Various pre- and post-closing regulatory filings will be required, and all news releases and other communications will have to be carefully vetted by securities counsel to ensure that all applicable regulatory requirements are complied with.2 

SEC Position on Lock-up Agreements

The SEC has applied a similar approach in characterizing lock-up agreements as registrable offers that involve an investment decision on the part of the stockholders who are sought to be locked-up by the acquiring company. In 1998, the SEC proposed Securities Act Rule 159 to deal specifically with lock-up agreements. Although Rule 159 has not been adopted, the following excerpt from Securities Act Release No. 7606A illustrates the SEC's current administrative position on lock-up agreements: 

Lock-up Agreements

The use of lock-up agreements in business combinations has become common. As part of the negotiations for these combinations, the acquiring party usually requires that management and principal security holders of the company to be acquired commit to vote for the acquisition. These so-called "lock-up" agreements are made when the acquisition agreement is finalized, before any action by the public security holders. These agreements could be considered investment decisions under the Securities Act. If they are, the offers and sales of securities were made to persons who entered into those agreements before the business combination is presented to the non-affiliated security holders for their vote. Under this reasoning, those offers and sales could not be included in the registration statement for the offering to the persons not entering into lock-up agreements.

In recognition of the legitimate business reasons underlying the practice, the staff has permitted the registration of offers and sales under certain circumstances where lock-up agreements have been signed. We propose a rule that codifies this position. 

Our proposed rule would allow registration of those offers and sales when: 

(i) the lock-up agreements involve only executive officers, directors, affiliates, founders and their family members, and holders of 5% or more of the voting equity securities of the company being acquired;

(ii) the persons signing the agreements own less than 100% of the voting equity securities of the company being acquired; and 

(iii) votes will be solicited from shareholders of the company being acquired who have not signed the agreements and who would be ineligible to purchase in an offering under Section 4(2) or 4(6) of the Securities Act or Rule 506 of Regulation D. 

The first condition would assure that the only persons who signed the agreements were insiders with access to corporate information who arguably would not need the protections of registration and prospectus disclosure. The last two conditions would make certain that registration under the Securities Act is required to accomplish the business combination. Where no vote is required or 100% of the shares are locked up, no investment decision would be made by non-affiliated shareholders and the transaction would have been completed via the lock-up agreement. 

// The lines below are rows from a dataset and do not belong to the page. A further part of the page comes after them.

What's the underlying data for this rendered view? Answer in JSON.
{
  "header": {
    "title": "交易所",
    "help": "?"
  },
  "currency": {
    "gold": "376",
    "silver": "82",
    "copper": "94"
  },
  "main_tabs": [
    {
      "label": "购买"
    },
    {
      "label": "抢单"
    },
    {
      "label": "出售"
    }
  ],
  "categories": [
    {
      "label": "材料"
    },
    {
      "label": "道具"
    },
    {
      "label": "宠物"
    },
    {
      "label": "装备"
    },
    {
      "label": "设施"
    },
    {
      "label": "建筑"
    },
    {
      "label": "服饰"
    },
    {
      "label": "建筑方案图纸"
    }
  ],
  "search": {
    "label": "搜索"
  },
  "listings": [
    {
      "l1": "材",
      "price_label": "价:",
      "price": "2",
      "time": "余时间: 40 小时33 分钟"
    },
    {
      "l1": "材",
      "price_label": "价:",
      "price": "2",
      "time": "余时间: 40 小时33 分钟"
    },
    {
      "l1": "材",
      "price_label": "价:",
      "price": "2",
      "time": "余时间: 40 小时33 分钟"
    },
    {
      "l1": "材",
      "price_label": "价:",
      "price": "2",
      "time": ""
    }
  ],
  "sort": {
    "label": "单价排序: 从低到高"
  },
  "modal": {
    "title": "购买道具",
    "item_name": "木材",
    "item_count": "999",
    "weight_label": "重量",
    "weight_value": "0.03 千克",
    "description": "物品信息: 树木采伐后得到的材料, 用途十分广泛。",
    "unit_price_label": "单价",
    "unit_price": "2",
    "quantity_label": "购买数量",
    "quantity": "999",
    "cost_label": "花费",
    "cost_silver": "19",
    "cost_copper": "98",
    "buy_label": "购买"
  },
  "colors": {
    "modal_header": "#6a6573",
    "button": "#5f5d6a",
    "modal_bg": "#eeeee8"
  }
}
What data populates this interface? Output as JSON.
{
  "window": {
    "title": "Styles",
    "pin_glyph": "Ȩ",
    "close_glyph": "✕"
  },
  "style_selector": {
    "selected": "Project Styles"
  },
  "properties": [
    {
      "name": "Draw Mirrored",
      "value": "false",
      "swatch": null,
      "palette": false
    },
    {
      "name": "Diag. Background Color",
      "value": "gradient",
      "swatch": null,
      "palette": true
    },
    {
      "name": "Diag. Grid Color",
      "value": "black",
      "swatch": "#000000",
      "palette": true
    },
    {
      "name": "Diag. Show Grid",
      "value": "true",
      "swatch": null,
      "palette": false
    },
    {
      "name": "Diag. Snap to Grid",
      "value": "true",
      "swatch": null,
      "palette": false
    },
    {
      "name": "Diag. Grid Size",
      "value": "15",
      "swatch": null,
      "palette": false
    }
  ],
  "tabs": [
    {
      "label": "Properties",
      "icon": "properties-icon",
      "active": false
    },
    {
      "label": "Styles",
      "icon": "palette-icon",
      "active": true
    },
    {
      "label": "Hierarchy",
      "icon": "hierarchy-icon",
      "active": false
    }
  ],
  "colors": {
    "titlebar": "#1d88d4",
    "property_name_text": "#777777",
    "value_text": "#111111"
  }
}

If the non-affiliated shareholders were able to purchase under one of the private offering exemptions from registration, the entire transaction would be more akin to a private placement and registration of only resales would follow from that characterization. [Emphasis added] 

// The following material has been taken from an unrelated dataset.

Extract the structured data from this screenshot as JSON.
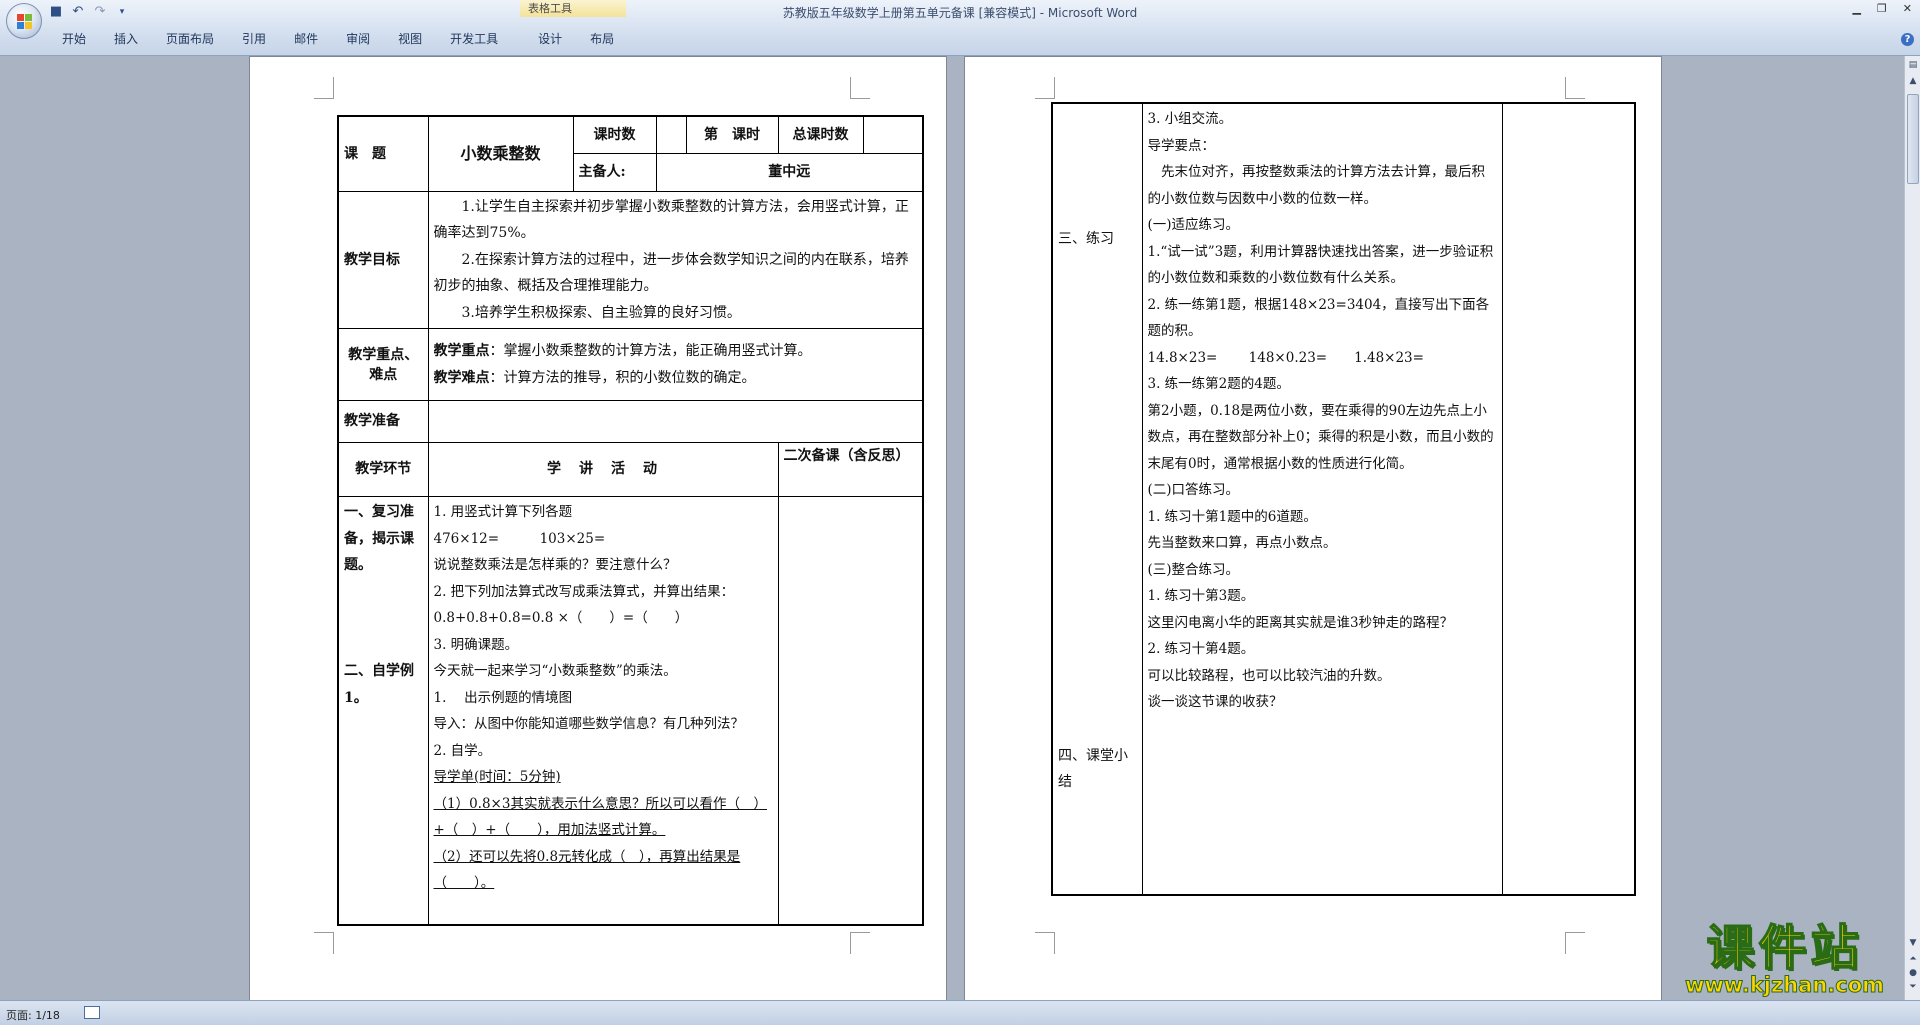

Going back to our example, Canco should ensure that the use of pre-transaction lock-up agreements with Targetco stockholders complies with the SEC's administrative position, and should avoid situations that may inadvertently require the filing of a registration statement. Canadian parties contemplating the solicitation of proxies as part of a cross-border transaction should obtain U.S. securities legal advice prior to any such solicitation.

1The transaction will, of course, have to be carefully structured to comply with applicable provincial, U.S. federal and U.S. state securities laws, and to facilitate appropriate tax planning.
2 In this regard, it should be noted that a news release announcing the merger agreement will trigger a requirement on the part of both Canco and Targetco to file it with the SEC pursuant to Securities Act Rule 425. This requirement will not be obviated by the filing of a Form 6-K on the part of Canco or by the filing of a Form 8-K by Targetco.